Symphony’s CEO is plotting a big strategy shift as the messaging startup struggles to lure hedge-fund clients
Messaging startup Symphony, which has raised $460 million from some of the biggest firms on Wall Street en route to a $1.4 billion valuation, is adding a referral program allowing customers to sign their own clients up to the platform for free.
The plan, as explained by Symphony CEO David Gurle in an exclusive interview with Dan DeFrancesco, will be rolled out in the coming months and is meant to entice more buy-side firms, long a sore spot of the firm, as it looks to gain traction helping facilitate complicated financial trades.
Bank of America is shaking up its global markets division and poached a Goldman Sachs exec to fill a key new role
Alex Morrell reported all the details — plus we’ve already updated our equities and FICC org charts to help you map out the new power structure. And the Goldman partner exit means we’ve also got another name to add to Dakin Campbell’s running list — you can check that out here.
We got a look at billionaire investor Seth Klarman’s super-rare book. Here are the predictions he nailed, and where he missed.
Klarman’s book “Margin of Safety: Risk-Averse Value Investing Strategies for the Thoughtful Investor,” is something of a (very expensive) cult classic. It’s out of print, and first editions of the book sell online for thousands of dollars. Bradley took a read of the 1991 text, and while some of its proclamations don’t exactly stand the test of time (indexing, as it turned out, wasn’t just a fad), others hold up just fine.
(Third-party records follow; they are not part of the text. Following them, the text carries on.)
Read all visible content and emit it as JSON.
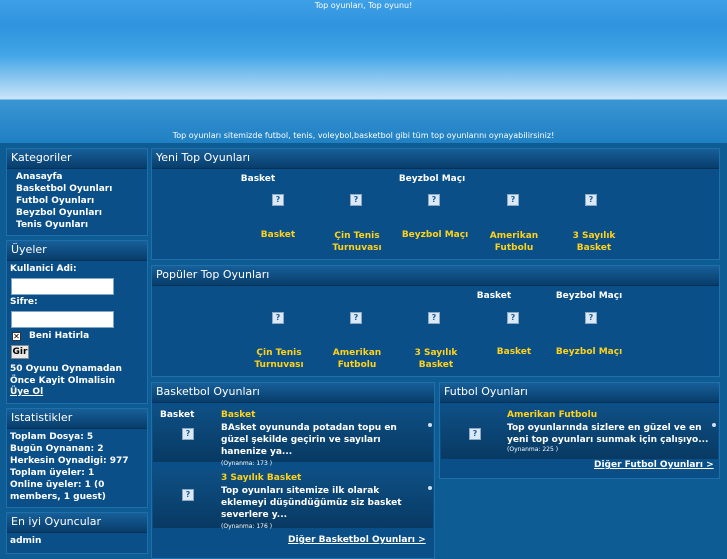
{
  "header": {
    "title": "Top oyunları, Top oyunu!",
    "subtitle": "Top oyunları sitemizde futbol, tenis, voleybol,basketbol gibi tüm top oyunlarını oynayabilirsiniz!"
  },
  "categories": {
    "title": "Kategoriler",
    "items": [
      "Anasayfa",
      "Basketbol Oyunları",
      "Futbol Oyunları",
      "Beyzbol Oyunları",
      "Tenis Oyunları"
    ]
  },
  "members": {
    "title": "Üyeler",
    "username_label": "Kullanici Adi:",
    "password_label": "Sifre:",
    "remember_label": "Beni Hatirla",
    "login_button": "Gir",
    "notice": "50 Oyunu Oynamadan Önce Kayit Olmalisin",
    "register_link": "Üye Ol"
  },
  "stats": {
    "title": "Istatistikler",
    "lines": [
      "Toplam Dosya: 5",
      "Bugün Oynanan: 2",
      "Herkesin Oynadigi: 977",
      "Toplam üyeler: 1",
      "Online üyeler: 1 (0",
      "members, 1 guest)"
    ]
  },
  "best_players": {
    "title": "En iyi Oyuncular",
    "players": [
      "admin"
    ]
  },
  "new_games": {
    "title": "Yeni Top Oyunları",
    "top_labels": [
      "Basket",
      "",
      "Beyzbol Maçı",
      "",
      ""
    ],
    "names": [
      "Basket",
      "Çin Tenis Turnuvası",
      "Beyzbol Maçı",
      "Amerikan Futbolu",
      "3 Sayılık Basket"
    ]
  },
  "popular_games": {
    "title": "Popüler Top Oyunları",
    "top_labels": [
      "",
      "",
      "",
      "Basket",
      "Beyzbol Maçı"
    ],
    "names": [
      "Çin Tenis Turnuvası",
      "Amerikan Futbolu",
      "3 Sayılık Basket",
      "Basket",
      "Beyzbol Maçı"
    ]
  },
  "basketball": {
    "title": "Basketbol Oyunları",
    "thumb_label": "Basket",
    "items": [
      {
        "name": "Basket",
        "description": "BAsket oyununda potadan topu en güzel şekilde geçirin ve sayıları hanenize ya...",
        "plays": "(Oynanma: 173 )"
      },
      {
        "name": "3 Sayılık Basket",
        "description": "Top oyunları sitemize ilk olarak eklemeyi düşündüğümüz siz basket severlere y...",
        "plays": "(Oynanma: 176 )"
      }
    ],
    "more": "Diğer Basketbol Oyunları >"
  },
  "football": {
    "title": "Futbol Oyunları",
    "items": [
      {
        "name": "Amerikan Futbolu",
        "description": "Top oyunlarında sizlere en güzel ve en yeni top oyunları sunmak için çalışıyo...",
        "plays": "(Oynanma: 225 )"
      }
    ],
    "more": "Diğer Futbol Oyunları >"
  },
  "colors": {
    "accent": "#ffd21c",
    "panel": "#0a4f87",
    "page": "#0d5c94"
  }
}
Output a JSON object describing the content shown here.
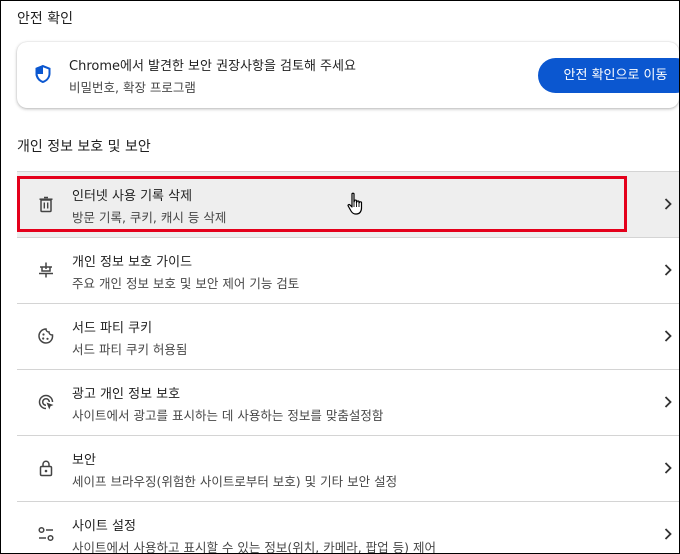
{
  "safety_check": {
    "section_title": "안전 확인",
    "card_title": "Chrome에서 발견한 보안 권장사항을 검토해 주세요",
    "card_subtitle": "비밀번호, 확장 프로그램",
    "button_label": "안전 확인으로 이동"
  },
  "privacy": {
    "section_title": "개인 정보 보호 및 보안",
    "items": [
      {
        "icon": "trash-icon",
        "label": "인터넷 사용 기록 삭제",
        "desc": "방문 기록, 쿠키, 캐시 등 삭제"
      },
      {
        "icon": "privacy-guide-icon",
        "label": "개인 정보 보호 가이드",
        "desc": "주요 개인 정보 보호 및 보안 제어 기능 검토"
      },
      {
        "icon": "cookie-icon",
        "label": "서드 파티 쿠키",
        "desc": "서드 파티 쿠키 허용됨"
      },
      {
        "icon": "ad-privacy-icon",
        "label": "광고 개인 정보 보호",
        "desc": "사이트에서 광고를 표시하는 데 사용하는 정보를 맞춤설정함"
      },
      {
        "icon": "lock-icon",
        "label": "보안",
        "desc": "세이프 브라우징(위험한 사이트로부터 보호) 및 기타 보안 설정"
      },
      {
        "icon": "tune-icon",
        "label": "사이트 설정",
        "desc": "사이트에서 사용하고 표시할 수 있는 정보(위치, 카메라, 팝업 등) 제어"
      }
    ]
  },
  "colors": {
    "accent": "#0b57d0",
    "highlight_box": "#e4001b",
    "row_hover": "#eeeeee"
  }
}
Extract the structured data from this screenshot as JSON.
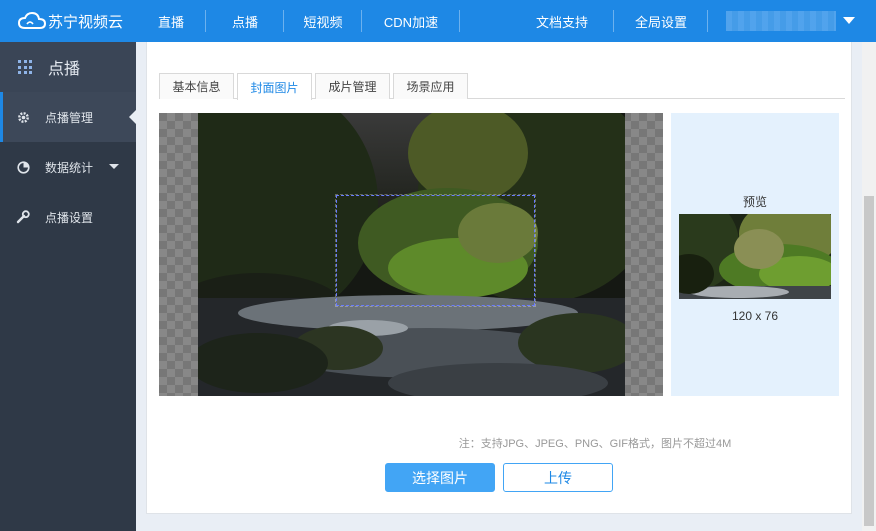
{
  "header": {
    "logo_text": "苏宁视频云",
    "nav": [
      "直播",
      "点播",
      "短视频",
      "CDN加速"
    ],
    "nav_right": [
      "文档支持",
      "全局设置"
    ]
  },
  "sidebar": {
    "title": "点播",
    "items": [
      {
        "label": "点播管理",
        "icon": "gear-icon"
      },
      {
        "label": "数据统计",
        "icon": "pie-chart-icon"
      },
      {
        "label": "点播设置",
        "icon": "wrench-icon"
      }
    ]
  },
  "tabs": [
    {
      "label": "基本信息"
    },
    {
      "label": "封面图片"
    },
    {
      "label": "成片管理"
    },
    {
      "label": "场景应用"
    }
  ],
  "preview": {
    "title": "预览",
    "size": "120 x 76"
  },
  "note": "注：支持JPG、JPEG、PNG、GIF格式，图片不超过4M",
  "buttons": {
    "select": "选择图片",
    "upload": "上传"
  }
}
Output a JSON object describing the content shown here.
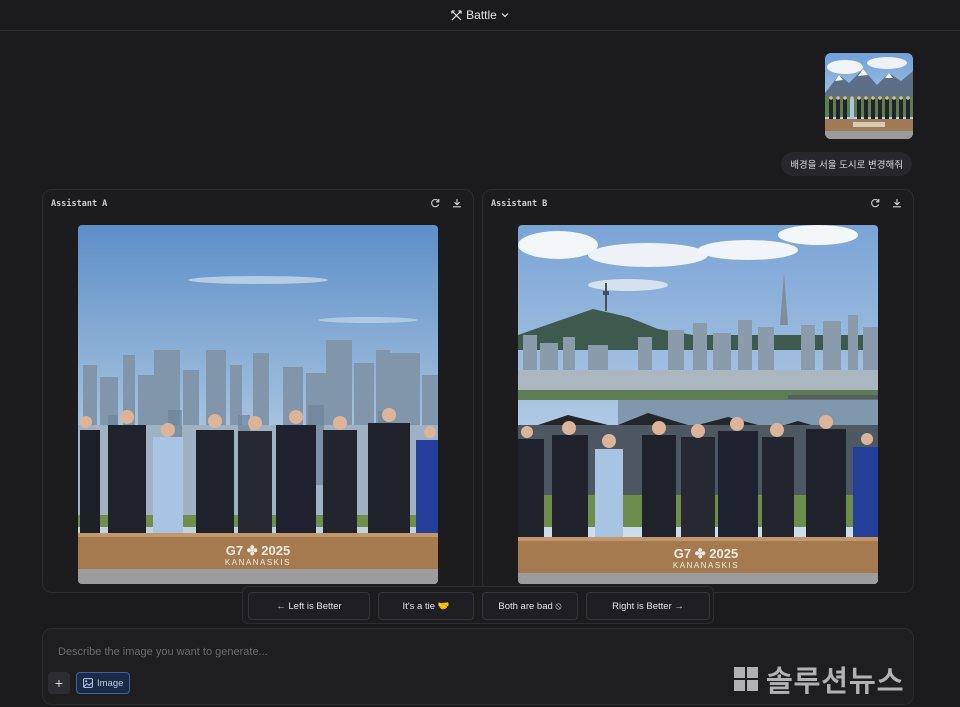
{
  "header": {
    "mode_label": "Battle",
    "mode_icon": "swords-icon"
  },
  "conversation": {
    "user_image_alt": "G7 leaders group photo in front of mountains",
    "user_prompt": "배경을 서울 도시로 변경해줘"
  },
  "panels": [
    {
      "title": "Assistant A",
      "image_alt": "G7 leaders in front of a city skyline",
      "stage_text_1": "G7 ✤ 2025",
      "stage_text_2": "KANANASKIS",
      "icons": [
        "refresh-icon",
        "download-icon"
      ]
    },
    {
      "title": "Assistant B",
      "image_alt": "G7 leaders in front of Seoul skyline with Namsan Tower",
      "stage_text_1": "G7 ✤ 2025",
      "stage_text_2": "KANANASKIS",
      "icons": [
        "refresh-icon",
        "download-icon"
      ]
    }
  ],
  "vote": {
    "left": "← Left is Better",
    "tie": "It's a tie 🤝",
    "bad": "Both are bad ⦸",
    "right": "Right is Better →"
  },
  "composer": {
    "placeholder": "Describe the image you want to generate...",
    "value": "",
    "plus_label": "+",
    "image_toggle_label": "Image"
  },
  "watermark": {
    "text": "솔루션뉴스"
  },
  "colors": {
    "background": "#1b1b1d",
    "panel_border": "#2b2b30",
    "accent": "#3e5fa8"
  }
}
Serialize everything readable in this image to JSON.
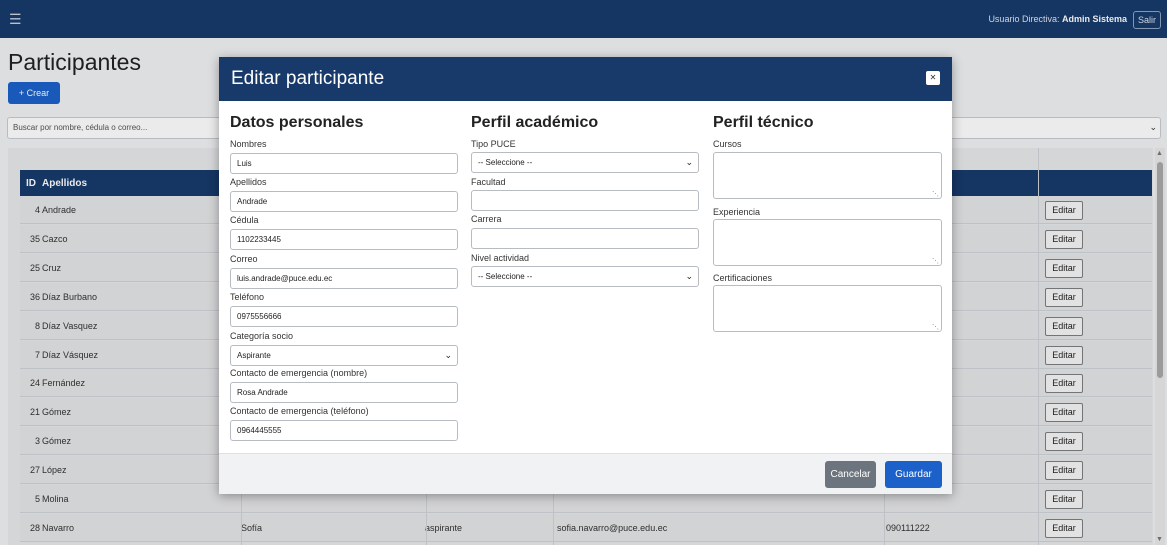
{
  "topbar": {
    "menu_icon": "hamburger-icon",
    "user_prefix": "Usuario Directiva: ",
    "user_name": "Admin Sistema",
    "logout_label": "Salir"
  },
  "page": {
    "title": "Participantes",
    "create_label": "+ Crear",
    "search_placeholder": "Buscar por nombre, cédula o correo..."
  },
  "table": {
    "headers": {
      "id": "ID",
      "apellidos": "Apellidos"
    },
    "edit_label": "Editar",
    "rows": [
      {
        "id": "4",
        "apellidos": "Andrade",
        "nombres": "",
        "categoria": "",
        "correo": "",
        "telefono": ""
      },
      {
        "id": "35",
        "apellidos": "Cazco",
        "nombres": "",
        "categoria": "",
        "correo": "",
        "telefono": ""
      },
      {
        "id": "25",
        "apellidos": "Cruz",
        "nombres": "",
        "categoria": "",
        "correo": "",
        "telefono": ""
      },
      {
        "id": "36",
        "apellidos": "Díaz Burbano",
        "nombres": "",
        "categoria": "",
        "correo": "",
        "telefono": ""
      },
      {
        "id": "8",
        "apellidos": "Díaz Vasquez",
        "nombres": "",
        "categoria": "",
        "correo": "",
        "telefono": ""
      },
      {
        "id": "7",
        "apellidos": "Díaz Vásquez",
        "nombres": "",
        "categoria": "",
        "correo": "",
        "telefono": ""
      },
      {
        "id": "24",
        "apellidos": "Fernández",
        "nombres": "",
        "categoria": "",
        "correo": "",
        "telefono": ""
      },
      {
        "id": "21",
        "apellidos": "Gómez",
        "nombres": "",
        "categoria": "",
        "correo": "",
        "telefono": ""
      },
      {
        "id": "3",
        "apellidos": "Gómez",
        "nombres": "",
        "categoria": "",
        "correo": "",
        "telefono": ""
      },
      {
        "id": "27",
        "apellidos": "López",
        "nombres": "",
        "categoria": "",
        "correo": "",
        "telefono": ""
      },
      {
        "id": "5",
        "apellidos": "Molina",
        "nombres": "",
        "categoria": "",
        "correo": "",
        "telefono": ""
      },
      {
        "id": "28",
        "apellidos": "Navarro",
        "nombres": "Sofía",
        "categoria": "aspirante",
        "correo": "sofia.navarro@puce.edu.ec",
        "telefono": "090111222"
      }
    ]
  },
  "modal": {
    "title": "Editar participante",
    "close_icon": "close-icon",
    "personal": {
      "title": "Datos personales",
      "nombres_label": "Nombres",
      "nombres_value": "Luis",
      "apellidos_label": "Apellidos",
      "apellidos_value": "Andrade",
      "cedula_label": "Cédula",
      "cedula_value": "1102233445",
      "correo_label": "Correo",
      "correo_value": "luis.andrade@puce.edu.ec",
      "telefono_label": "Teléfono",
      "telefono_value": "0975556666",
      "categoria_label": "Categoría socio",
      "categoria_value": "Aspirante",
      "emerg_nombre_label": "Contacto de emergencia (nombre)",
      "emerg_nombre_value": "Rosa Andrade",
      "emerg_tel_label": "Contacto de emergencia (teléfono)",
      "emerg_tel_value": "0964445555"
    },
    "academic": {
      "title": "Perfil académico",
      "tipo_label": "Tipo PUCE",
      "tipo_value": "-- Seleccione --",
      "facultad_label": "Facultad",
      "facultad_value": "",
      "carrera_label": "Carrera",
      "carrera_value": "",
      "nivel_label": "Nivel actividad",
      "nivel_value": "-- Seleccione --"
    },
    "technical": {
      "title": "Perfil técnico",
      "cursos_label": "Cursos",
      "experiencia_label": "Experiencia",
      "certificaciones_label": "Certificaciones"
    },
    "cancel_label": "Cancelar",
    "save_label": "Guardar"
  }
}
That’s it from me! A round of of fintech news and must-know people moves below, if you need to catch up with everything we published this week. As always, my line is open at email@example.com.
Enjoy the weekend,